Google on Tuesday restructured its organization bringing some new changes and announced it was appointing India-born Sundar Pichai as the new CEO.
The company has now decided to separate internet business with other projects and labeled it under a new ‘mother’ company called Alphabet.
Sundar Pichai will be in charge of Alphabet’s new Google subsidiary, including the search engine, YouTube and the Android and Chrome operating systems.
Larry Page will serve as CEO of Alphabet and Google co-founder Sergey Brin will serve as president.
Talking about Sundar Pichai, Page said, “In general, our model is to have a strong CEO who runs each business, with Sergey and me in service to them as needed. We will rigorously handle capital allocation and work to make sure each business is executing well. We’ll also make sure we have a great CEO for each business, and we’ll determine their compensation.”
Pichai, 43, is a native of Chennai who went to IIT Kharagpur and later to Stanford and Wharton. He took over Gmail and Google Docs in 2011. In 2013, CEO Larry Page put him in charge of Android, making him one of the most powerful technology executives in the world.

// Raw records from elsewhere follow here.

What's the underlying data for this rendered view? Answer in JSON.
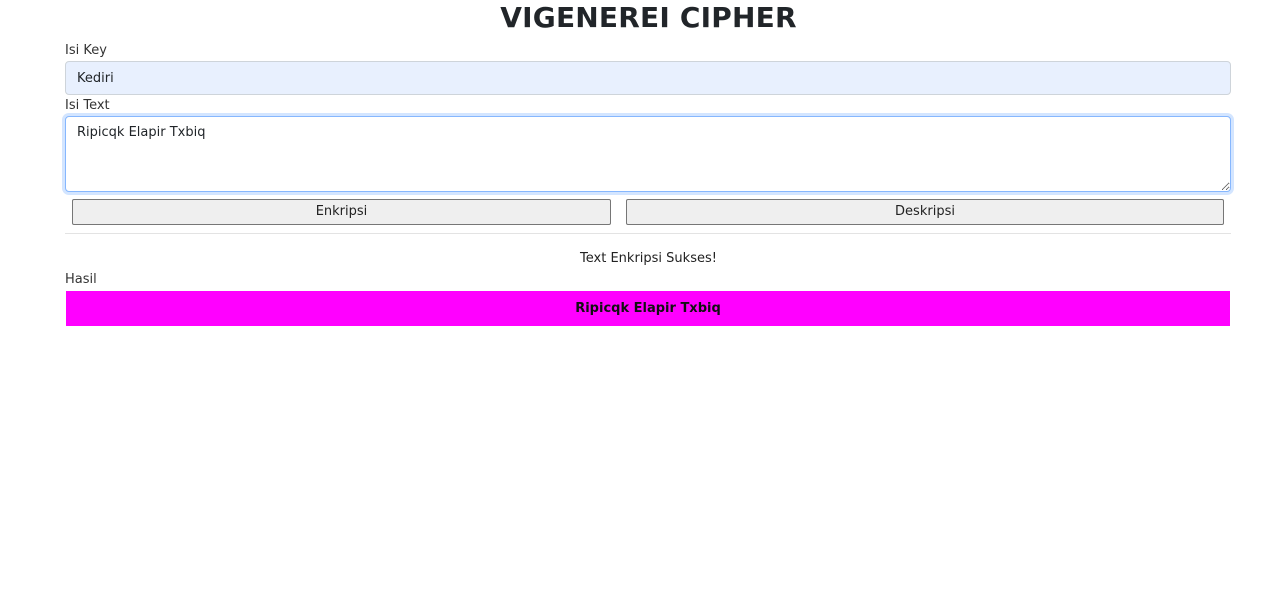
{
  "page": {
    "title": "VIGENEREI CIPHER"
  },
  "form": {
    "key_label": "Isi Key",
    "key_value": "Kediri",
    "text_label": "Isi Text",
    "text_value": "Ripicqk Elapir Txbiq"
  },
  "buttons": {
    "encrypt_label": "Enkripsi",
    "decrypt_label": "Deskripsi"
  },
  "output": {
    "status_text": "Text Enkripsi Sukses!",
    "result_label": "Hasil",
    "result_value": "Ripicqk Elapir Txbiq",
    "result_background": "#ff00ff"
  }
}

Explaining the creation of this mother company, Google co-founder Larry Page wrote on her blog, “What is Alphabet? Alphabet is mostly a collection of companies. The largest of which, of course, is Google. This newer Google is a bit slimmed down, with the companies that are pretty far afield of our main Internet products contained in Alphabet instead.”
In other words, Google will continue to run internet-centric services such as Google Maps, YouTube, Chrome, and Android. The new company, Alphabet will include, besides Google, units such as Calico (which focuses on Longevity), X lab (which incubates new efforts like Wing, Google’s drone delivery effort) and units dealing with life sciences (such as the one working on smart contact lens that detects blood sugar level). Google’s investment arms, Ventures and Capital, will also be a part of Alphabet.

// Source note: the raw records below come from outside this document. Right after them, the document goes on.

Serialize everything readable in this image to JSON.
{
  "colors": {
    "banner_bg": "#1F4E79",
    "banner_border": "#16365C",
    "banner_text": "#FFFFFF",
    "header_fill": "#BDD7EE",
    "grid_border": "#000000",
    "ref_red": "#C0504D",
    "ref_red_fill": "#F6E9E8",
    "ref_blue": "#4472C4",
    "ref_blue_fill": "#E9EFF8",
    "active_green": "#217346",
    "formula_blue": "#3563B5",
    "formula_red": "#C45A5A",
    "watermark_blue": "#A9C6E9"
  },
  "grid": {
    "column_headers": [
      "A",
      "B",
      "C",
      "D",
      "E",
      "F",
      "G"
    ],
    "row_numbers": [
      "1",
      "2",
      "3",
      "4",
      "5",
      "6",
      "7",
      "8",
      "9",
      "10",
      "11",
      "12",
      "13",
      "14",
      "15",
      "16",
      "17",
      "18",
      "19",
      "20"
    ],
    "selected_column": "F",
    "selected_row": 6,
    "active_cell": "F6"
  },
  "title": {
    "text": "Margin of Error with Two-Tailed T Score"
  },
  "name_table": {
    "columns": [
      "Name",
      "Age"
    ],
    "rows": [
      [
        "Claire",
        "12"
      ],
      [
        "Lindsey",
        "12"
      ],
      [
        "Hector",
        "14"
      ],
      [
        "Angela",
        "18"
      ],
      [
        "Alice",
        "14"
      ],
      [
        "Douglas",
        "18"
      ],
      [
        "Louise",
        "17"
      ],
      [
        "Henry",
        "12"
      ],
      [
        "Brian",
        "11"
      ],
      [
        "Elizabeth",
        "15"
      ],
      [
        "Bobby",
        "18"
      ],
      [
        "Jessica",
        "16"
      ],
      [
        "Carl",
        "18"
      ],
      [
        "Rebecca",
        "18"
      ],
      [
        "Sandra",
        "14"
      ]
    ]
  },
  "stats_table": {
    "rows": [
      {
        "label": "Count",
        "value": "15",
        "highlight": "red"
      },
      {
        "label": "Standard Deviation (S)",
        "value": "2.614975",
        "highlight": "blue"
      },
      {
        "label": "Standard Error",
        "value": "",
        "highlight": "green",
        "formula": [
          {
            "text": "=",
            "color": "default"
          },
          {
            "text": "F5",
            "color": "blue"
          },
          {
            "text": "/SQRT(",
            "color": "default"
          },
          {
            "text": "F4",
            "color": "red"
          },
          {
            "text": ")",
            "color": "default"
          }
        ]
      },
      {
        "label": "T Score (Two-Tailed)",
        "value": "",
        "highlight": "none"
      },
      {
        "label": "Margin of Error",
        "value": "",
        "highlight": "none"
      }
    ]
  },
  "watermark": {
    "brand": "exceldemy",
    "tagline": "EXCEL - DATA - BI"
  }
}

Explaining the rationale for the restructuring, Page wrote, “We’ve long believed that over time companies tend to get comfortable doing the same thing, just making incremental changes. But in the technology industry, where revolutionary ideas drive the next big growth areas, you need to be a bit uncomfortable to stay relevant. The new structure will allow us to keep tremendous focus on the extraordinary opportunities we have inside of Google.”

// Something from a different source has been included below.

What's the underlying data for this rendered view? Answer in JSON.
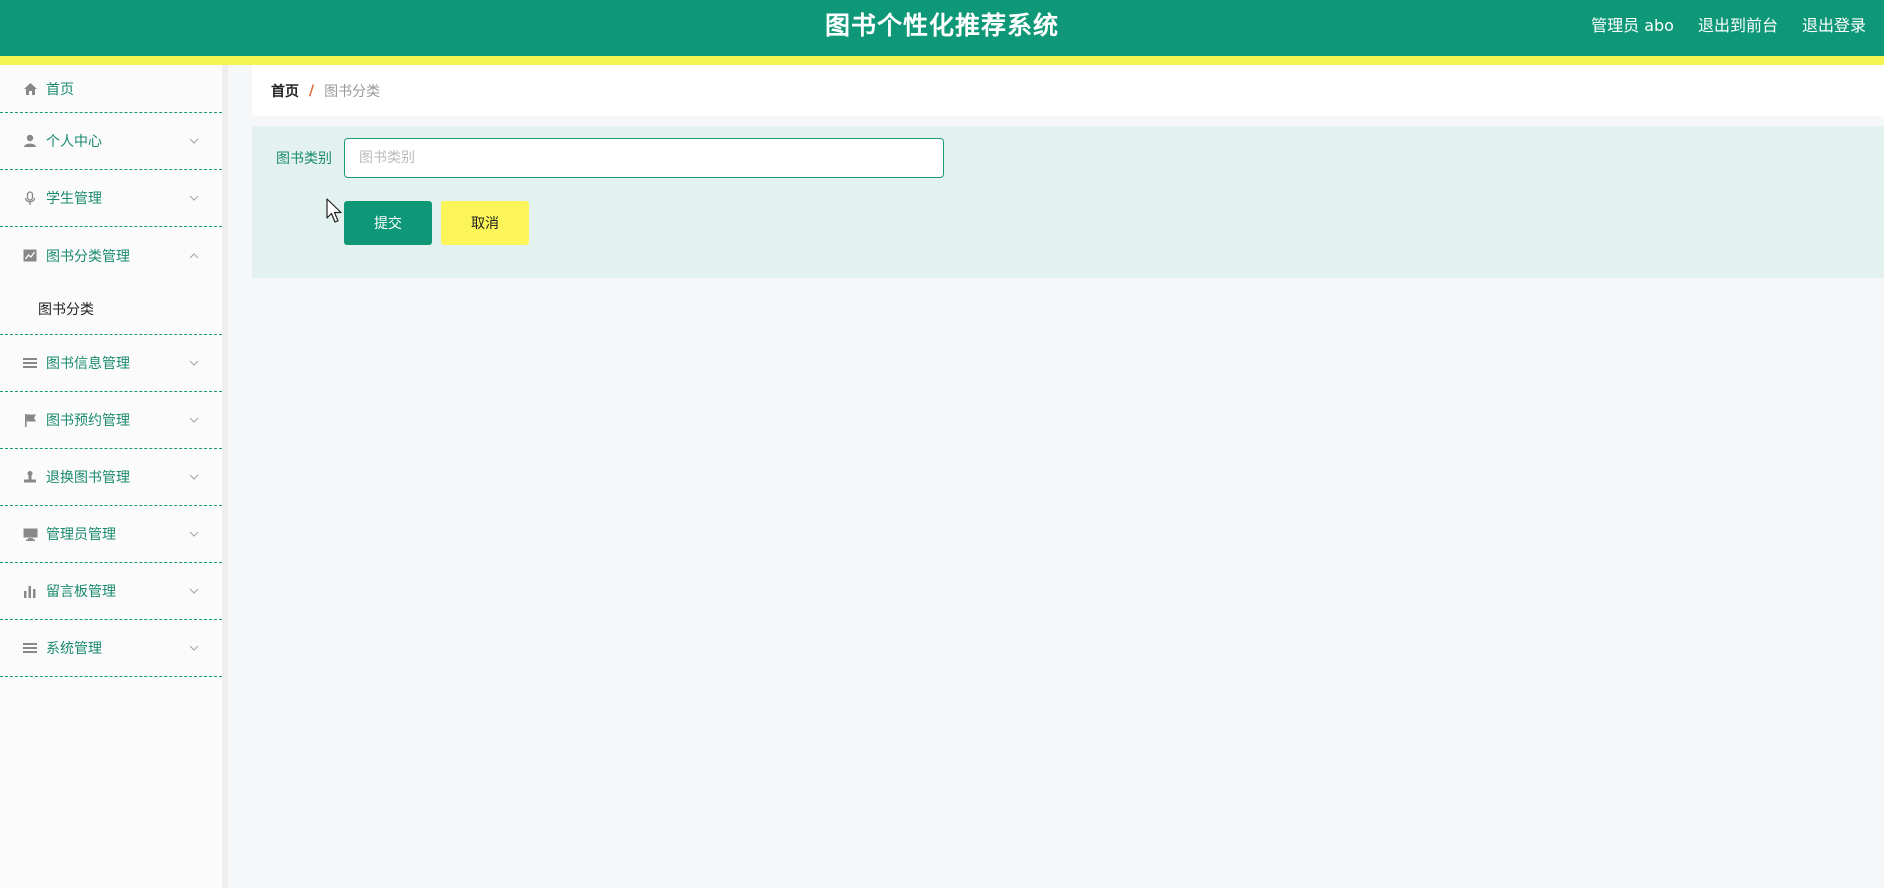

According to Page’s post, Alphabet will eventually replace Google as the publicly traded company on the Nasdaq stock exchange, and all shares of Google will convert to shares of Alphabet. However, it will continue to trade on the Nasdaq under the same GOOGL and GOOG ticker symbols.